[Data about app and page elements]
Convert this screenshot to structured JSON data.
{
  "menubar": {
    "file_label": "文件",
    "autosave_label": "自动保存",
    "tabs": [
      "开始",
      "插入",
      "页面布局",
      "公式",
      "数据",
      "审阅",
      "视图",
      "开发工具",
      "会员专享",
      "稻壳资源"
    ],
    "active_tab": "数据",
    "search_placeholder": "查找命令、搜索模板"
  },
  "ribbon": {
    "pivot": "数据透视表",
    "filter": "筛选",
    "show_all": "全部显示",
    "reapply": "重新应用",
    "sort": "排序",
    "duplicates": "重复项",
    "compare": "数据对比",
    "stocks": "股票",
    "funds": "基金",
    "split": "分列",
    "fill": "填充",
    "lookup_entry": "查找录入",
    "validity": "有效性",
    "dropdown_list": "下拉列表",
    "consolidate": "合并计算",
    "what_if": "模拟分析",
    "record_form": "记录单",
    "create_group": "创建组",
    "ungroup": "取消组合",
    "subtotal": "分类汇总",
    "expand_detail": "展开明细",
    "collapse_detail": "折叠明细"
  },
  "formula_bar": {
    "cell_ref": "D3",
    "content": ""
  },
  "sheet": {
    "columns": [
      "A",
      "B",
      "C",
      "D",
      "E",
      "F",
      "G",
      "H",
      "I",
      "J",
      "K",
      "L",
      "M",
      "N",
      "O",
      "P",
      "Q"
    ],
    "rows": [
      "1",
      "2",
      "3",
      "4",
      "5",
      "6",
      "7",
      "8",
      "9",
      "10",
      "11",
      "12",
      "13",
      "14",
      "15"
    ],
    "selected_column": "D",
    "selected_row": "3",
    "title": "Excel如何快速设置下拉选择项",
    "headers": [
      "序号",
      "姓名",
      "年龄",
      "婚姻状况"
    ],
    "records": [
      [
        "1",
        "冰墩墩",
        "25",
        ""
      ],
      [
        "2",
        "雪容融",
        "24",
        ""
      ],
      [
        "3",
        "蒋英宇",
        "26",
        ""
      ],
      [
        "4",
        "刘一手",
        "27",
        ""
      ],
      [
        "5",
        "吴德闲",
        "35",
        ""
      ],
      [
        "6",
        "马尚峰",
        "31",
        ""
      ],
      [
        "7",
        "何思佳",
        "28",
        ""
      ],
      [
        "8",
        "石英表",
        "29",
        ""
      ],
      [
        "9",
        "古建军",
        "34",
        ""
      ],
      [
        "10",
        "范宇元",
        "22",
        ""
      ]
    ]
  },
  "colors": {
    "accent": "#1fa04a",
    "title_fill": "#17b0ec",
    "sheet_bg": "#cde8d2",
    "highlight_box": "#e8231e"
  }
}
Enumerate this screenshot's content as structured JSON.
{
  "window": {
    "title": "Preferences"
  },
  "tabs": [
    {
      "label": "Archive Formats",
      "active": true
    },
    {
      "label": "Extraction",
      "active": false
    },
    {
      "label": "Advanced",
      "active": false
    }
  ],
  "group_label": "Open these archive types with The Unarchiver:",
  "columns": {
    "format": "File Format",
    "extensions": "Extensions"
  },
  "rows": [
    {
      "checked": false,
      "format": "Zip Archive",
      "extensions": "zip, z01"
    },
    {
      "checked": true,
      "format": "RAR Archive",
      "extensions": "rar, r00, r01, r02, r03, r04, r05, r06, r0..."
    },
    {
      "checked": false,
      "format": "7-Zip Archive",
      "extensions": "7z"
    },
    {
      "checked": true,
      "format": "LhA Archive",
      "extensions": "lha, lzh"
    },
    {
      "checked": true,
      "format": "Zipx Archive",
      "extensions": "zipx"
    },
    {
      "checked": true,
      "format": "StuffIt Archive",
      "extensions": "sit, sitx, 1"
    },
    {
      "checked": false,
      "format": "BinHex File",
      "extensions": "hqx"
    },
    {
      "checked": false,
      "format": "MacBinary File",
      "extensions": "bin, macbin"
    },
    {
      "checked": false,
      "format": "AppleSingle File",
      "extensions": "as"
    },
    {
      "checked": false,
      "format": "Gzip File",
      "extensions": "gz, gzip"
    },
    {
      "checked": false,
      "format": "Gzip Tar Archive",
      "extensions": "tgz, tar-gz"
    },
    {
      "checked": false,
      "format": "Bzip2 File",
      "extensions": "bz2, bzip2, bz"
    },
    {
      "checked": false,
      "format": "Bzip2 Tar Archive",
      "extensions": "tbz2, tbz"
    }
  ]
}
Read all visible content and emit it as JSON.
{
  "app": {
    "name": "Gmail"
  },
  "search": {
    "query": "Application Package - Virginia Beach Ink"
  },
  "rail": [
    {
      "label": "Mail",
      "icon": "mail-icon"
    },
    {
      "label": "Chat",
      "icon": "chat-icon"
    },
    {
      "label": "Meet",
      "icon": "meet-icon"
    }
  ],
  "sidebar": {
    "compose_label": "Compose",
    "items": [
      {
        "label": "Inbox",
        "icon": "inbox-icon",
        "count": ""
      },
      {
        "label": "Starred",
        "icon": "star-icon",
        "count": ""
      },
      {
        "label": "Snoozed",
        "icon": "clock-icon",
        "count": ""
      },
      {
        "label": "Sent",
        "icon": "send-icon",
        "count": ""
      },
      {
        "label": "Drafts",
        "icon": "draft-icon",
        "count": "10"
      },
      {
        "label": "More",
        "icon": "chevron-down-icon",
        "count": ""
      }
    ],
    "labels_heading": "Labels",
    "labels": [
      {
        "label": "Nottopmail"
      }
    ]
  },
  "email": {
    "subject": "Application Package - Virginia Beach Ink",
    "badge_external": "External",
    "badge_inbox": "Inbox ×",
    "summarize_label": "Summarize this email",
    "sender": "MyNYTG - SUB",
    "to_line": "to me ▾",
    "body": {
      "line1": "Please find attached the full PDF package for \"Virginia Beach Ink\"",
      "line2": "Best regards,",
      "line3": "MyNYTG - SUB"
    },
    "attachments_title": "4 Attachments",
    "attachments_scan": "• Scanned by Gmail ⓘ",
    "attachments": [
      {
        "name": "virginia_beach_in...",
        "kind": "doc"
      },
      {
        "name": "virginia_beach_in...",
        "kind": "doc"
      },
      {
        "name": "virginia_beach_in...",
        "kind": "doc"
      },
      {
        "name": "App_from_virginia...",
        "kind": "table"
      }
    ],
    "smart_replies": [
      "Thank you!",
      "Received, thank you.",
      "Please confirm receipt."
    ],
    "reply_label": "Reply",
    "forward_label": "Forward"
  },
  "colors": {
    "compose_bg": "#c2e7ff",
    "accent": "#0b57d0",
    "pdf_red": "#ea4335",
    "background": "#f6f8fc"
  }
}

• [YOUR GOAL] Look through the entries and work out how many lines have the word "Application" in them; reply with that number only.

• [TASK OUTPUT] 2